TO DO: Please return every record below exactly as it stands.

TASK DATA:
■ ■ ■ ■ ■

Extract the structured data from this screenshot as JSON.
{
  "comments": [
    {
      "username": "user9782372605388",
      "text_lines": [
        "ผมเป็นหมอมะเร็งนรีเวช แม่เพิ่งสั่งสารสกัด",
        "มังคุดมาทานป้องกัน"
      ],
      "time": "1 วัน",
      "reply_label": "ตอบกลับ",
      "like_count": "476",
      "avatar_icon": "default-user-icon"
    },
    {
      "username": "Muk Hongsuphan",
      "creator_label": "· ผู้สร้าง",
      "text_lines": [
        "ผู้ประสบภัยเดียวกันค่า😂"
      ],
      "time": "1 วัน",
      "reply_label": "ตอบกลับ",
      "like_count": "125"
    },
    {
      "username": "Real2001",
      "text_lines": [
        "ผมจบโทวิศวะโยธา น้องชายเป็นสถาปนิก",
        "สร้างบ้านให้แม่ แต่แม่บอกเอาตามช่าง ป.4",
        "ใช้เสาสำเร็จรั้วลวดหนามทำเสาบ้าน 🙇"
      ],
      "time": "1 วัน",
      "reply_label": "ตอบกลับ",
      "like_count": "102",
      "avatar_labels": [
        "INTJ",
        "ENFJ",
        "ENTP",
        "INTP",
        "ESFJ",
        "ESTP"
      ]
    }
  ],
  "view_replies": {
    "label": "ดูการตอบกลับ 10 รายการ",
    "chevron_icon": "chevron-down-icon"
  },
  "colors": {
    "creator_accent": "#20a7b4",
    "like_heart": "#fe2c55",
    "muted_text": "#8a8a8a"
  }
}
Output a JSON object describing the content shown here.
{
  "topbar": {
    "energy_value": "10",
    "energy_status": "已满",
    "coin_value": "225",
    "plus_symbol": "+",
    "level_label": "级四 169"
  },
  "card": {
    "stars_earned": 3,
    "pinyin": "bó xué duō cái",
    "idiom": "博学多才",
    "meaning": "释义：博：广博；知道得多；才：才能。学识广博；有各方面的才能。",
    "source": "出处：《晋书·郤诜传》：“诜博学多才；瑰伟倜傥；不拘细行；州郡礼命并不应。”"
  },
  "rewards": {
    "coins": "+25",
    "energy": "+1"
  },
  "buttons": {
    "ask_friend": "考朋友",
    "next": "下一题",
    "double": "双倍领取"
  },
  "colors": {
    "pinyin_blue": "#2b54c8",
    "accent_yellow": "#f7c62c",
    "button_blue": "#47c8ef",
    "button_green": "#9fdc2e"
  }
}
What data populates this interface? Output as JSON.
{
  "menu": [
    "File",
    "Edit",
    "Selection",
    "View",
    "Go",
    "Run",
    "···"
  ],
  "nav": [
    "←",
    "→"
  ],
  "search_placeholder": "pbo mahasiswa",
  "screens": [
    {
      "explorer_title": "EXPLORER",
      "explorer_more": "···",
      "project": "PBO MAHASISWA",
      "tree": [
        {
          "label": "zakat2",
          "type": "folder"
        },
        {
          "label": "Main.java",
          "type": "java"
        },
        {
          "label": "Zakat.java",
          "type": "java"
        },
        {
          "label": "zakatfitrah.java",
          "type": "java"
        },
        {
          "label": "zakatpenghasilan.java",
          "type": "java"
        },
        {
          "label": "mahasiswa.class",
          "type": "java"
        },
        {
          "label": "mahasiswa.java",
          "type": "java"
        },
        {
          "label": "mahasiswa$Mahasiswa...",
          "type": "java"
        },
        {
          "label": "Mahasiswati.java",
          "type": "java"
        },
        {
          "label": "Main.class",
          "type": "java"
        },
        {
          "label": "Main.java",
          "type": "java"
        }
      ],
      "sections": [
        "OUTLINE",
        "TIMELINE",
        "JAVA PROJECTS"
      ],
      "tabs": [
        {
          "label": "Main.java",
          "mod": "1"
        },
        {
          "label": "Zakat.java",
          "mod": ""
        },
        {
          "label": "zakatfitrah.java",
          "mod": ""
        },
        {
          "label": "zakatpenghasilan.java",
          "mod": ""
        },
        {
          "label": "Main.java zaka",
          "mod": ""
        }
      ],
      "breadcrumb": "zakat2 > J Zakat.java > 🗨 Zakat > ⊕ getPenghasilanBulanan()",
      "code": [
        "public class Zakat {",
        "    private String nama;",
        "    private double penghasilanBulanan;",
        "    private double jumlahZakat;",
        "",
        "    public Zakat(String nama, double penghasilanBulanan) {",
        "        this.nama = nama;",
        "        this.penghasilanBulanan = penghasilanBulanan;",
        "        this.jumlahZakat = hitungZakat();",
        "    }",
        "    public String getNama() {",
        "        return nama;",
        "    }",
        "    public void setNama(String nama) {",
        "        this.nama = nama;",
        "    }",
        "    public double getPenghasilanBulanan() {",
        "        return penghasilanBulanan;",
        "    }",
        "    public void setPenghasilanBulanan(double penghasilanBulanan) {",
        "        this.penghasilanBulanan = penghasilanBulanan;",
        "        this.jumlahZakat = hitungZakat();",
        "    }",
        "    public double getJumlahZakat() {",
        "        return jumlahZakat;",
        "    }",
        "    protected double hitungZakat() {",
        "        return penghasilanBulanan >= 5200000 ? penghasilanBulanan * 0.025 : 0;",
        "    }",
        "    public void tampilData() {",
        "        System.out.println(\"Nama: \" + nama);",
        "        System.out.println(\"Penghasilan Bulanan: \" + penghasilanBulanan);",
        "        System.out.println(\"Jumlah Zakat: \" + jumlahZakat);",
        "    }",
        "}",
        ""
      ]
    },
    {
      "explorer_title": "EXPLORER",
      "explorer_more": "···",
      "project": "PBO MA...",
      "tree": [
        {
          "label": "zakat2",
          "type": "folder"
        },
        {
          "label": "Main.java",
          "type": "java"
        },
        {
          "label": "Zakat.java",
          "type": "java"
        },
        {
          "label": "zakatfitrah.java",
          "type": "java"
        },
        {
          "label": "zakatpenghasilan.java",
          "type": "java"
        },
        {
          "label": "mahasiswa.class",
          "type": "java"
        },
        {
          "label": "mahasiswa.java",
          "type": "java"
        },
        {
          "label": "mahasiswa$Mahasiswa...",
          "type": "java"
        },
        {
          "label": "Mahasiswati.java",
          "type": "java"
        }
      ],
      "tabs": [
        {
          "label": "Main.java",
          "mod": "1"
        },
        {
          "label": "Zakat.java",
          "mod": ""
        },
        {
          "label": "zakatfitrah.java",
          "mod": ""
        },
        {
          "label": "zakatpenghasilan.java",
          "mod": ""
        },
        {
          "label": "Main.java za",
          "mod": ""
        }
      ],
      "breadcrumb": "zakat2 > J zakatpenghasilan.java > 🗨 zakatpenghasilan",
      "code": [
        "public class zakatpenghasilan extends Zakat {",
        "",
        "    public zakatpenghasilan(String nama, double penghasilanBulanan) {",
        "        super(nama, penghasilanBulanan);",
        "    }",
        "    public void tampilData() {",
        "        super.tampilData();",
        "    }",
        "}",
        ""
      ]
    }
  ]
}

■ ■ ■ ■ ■

WRITTEN ANSWER:
Extract the structured data from this screenshot as JSON.
{
  "comments": [
    {
      "username": "user9782372605388",
      "text_lines": [
        "ผมเป็นหมอมะเร็งนรีเวช แม่เพิ่งสั่งสารสกัด",
        "มังคุดมาทานป้องกัน"
      ],
      "time": "1 วัน",
      "reply_label": "ตอบกลับ",
      "like_count": "476",
      "avatar_icon": "default-user-icon"
    },
    {
      "username": "Muk Hongsuphan",
      "creator_label": "· ผู้สร้าง",
      "text_lines": [
        "ผู้ประสบภัยเดียวกันค่า😂"
      ],
      "time": "1 วัน",
      "reply_label": "ตอบกลับ",
      "like_count": "125"
    },
    {
      "username": "Real2001",
      "text_lines": [
        "ผมจบโทวิศวะโยธา น้องชายเป็นสถาปนิก",
        "สร้างบ้านให้แม่ แต่แม่บอกเอาตามช่าง ป.4",
        "ใช้เสาสำเร็จรั้วลวดหนามทำเสาบ้าน 🙇"
      ],
      "time": "1 วัน",
      "reply_label": "ตอบกลับ",
      "like_count": "102",
      "avatar_labels": [
        "INTJ",
        "ENFJ",
        "ENTP",
        "INTP",
        "ESFJ",
        "ESTP"
      ]
    }
  ],
  "view_replies": {
    "label": "ดูการตอบกลับ 10 รายการ",
    "chevron_icon": "chevron-down-icon"
  },
  "colors": {
    "creator_accent": "#20a7b4",
    "like_heart": "#fe2c55",
    "muted_text": "#8a8a8a"
  }
}
Output a JSON object describing the content shown here.
{
  "topbar": {
    "energy_value": "10",
    "energy_status": "已满",
    "coin_value": "225",
    "plus_symbol": "+",
    "level_label": "级四 169"
  },
  "card": {
    "stars_earned": 3,
    "pinyin": "bó xué duō cái",
    "idiom": "博学多才",
    "meaning": "释义：博：广博；知道得多；才：才能。学识广博；有各方面的才能。",
    "source": "出处：《晋书·郤诜传》：“诜博学多才；瑰伟倜傥；不拘细行；州郡礼命并不应。”"
  },
  "rewards": {
    "coins": "+25",
    "energy": "+1"
  },
  "buttons": {
    "ask_friend": "考朋友",
    "next": "下一题",
    "double": "双倍领取"
  },
  "colors": {
    "pinyin_blue": "#2b54c8",
    "accent_yellow": "#f7c62c",
    "button_blue": "#47c8ef",
    "button_green": "#9fdc2e"
  }
}
What data populates this interface? Output as JSON.
{
  "menu": [
    "File",
    "Edit",
    "Selection",
    "View",
    "Go",
    "Run",
    "···"
  ],
  "nav": [
    "←",
    "→"
  ],
  "search_placeholder": "pbo mahasiswa",
  "screens": [
    {
      "explorer_title": "EXPLORER",
      "explorer_more": "···",
      "project": "PBO MAHASISWA",
      "tree": [
        {
          "label": "zakat2",
          "type": "folder"
        },
        {
          "label": "Main.java",
          "type": "java"
        },
        {
          "label": "Zakat.java",
          "type": "java"
        },
        {
          "label": "zakatfitrah.java",
          "type": "java"
        },
        {
          "label": "zakatpenghasilan.java",
          "type": "java"
        },
        {
          "label": "mahasiswa.class",
          "type": "java"
        },
        {
          "label": "mahasiswa.java",
          "type": "java"
        },
        {
          "label": "mahasiswa$Mahasiswa...",
          "type": "java"
        },
        {
          "label": "Mahasiswati.java",
          "type": "java"
        },
        {
          "label": "Main.class",
          "type": "java"
        },
        {
          "label": "Main.java",
          "type": "java"
        }
      ],
      "sections": [
        "OUTLINE",
        "TIMELINE",
        "JAVA PROJECTS"
      ],
      "tabs": [
        {
          "label": "Main.java",
          "mod": "1"
        },
        {
          "label": "Zakat.java",
          "mod": ""
        },
        {
          "label": "zakatfitrah.java",
          "mod": ""
        },
        {
          "label": "zakatpenghasilan.java",
          "mod": ""
        },
        {
          "label": "Main.java zaka",
          "mod": ""
        }
      ],
      "breadcrumb": "zakat2 > J Zakat.java > 🗨 Zakat > ⊕ getPenghasilanBulanan()",
      "code": [
        "public class Zakat {",
        "    private String nama;",
        "    private double penghasilanBulanan;",
        "    private double jumlahZakat;",
        "",
        "    public Zakat(String nama, double penghasilanBulanan) {",
        "        this.nama = nama;",
        "        this.penghasilanBulanan = penghasilanBulanan;",
        "        this.jumlahZakat = hitungZakat();",
        "    }",
        "    public String getNama() {",
        "        return nama;",
        "    }",
        "    public void setNama(String nama) {",
        "        this.nama = nama;",
        "    }",
        "    public double getPenghasilanBulanan() {",
        "        return penghasilanBulanan;",
        "    }",
        "    public void setPenghasilanBulanan(double penghasilanBulanan) {",
        "        this.penghasilanBulanan = penghasilanBulanan;",
        "        this.jumlahZakat = hitungZakat();",
        "    }",
        "    public double getJumlahZakat() {",
        "        return jumlahZakat;",
        "    }",
        "    protected double hitungZakat() {",
        "        return penghasilanBulanan >= 5200000 ? penghasilanBulanan * 0.025 : 0;",
        "    }",
        "    public void tampilData() {",
        "        System.out.println(\"Nama: \" + nama);",
        "        System.out.println(\"Penghasilan Bulanan: \" + penghasilanBulanan);",
        "        System.out.println(\"Jumlah Zakat: \" + jumlahZakat);",
        "    }",
        "}",
        ""
      ]
    },
    {
      "explorer_title": "EXPLORER",
      "explorer_more": "···",
      "project": "PBO MA...",
      "tree": [
        {
          "label": "zakat2",
          "type": "folder"
        },
        {
          "label": "Main.java",
          "type": "java"
        },
        {
          "label": "Zakat.java",
          "type": "java"
        },
        {
          "label": "zakatfitrah.java",
          "type": "java"
        },
        {
          "label": "zakatpenghasilan.java",
          "type": "java"
        },
        {
          "label": "mahasiswa.class",
          "type": "java"
        },
        {
          "label": "mahasiswa.java",
          "type": "java"
        },
        {
          "label": "mahasiswa$Mahasiswa...",
          "type": "java"
        },
        {
          "label": "Mahasiswati.java",
          "type": "java"
        }
      ],
      "tabs": [
        {
          "label": "Main.java",
          "mod": "1"
        },
        {
          "label": "Zakat.java",
          "mod": ""
        },
        {
          "label": "zakatfitrah.java",
          "mod": ""
        },
        {
          "label": "zakatpenghasilan.java",
          "mod": ""
        },
        {
          "label": "Main.java za",
          "mod": ""
        }
      ],
      "breadcrumb": "zakat2 > J zakatpenghasilan.java > 🗨 zakatpenghasilan",
      "code": [
        "public class zakatpenghasilan extends Zakat {",
        "",
        "    public zakatpenghasilan(String nama, double penghasilanBulanan) {",
        "        super(nama, penghasilanBulanan);",
        "    }",
        "    public void tampilData() {",
        "        super.tampilData();",
        "    }",
        "}",
        ""
      ]
    }
  ]
}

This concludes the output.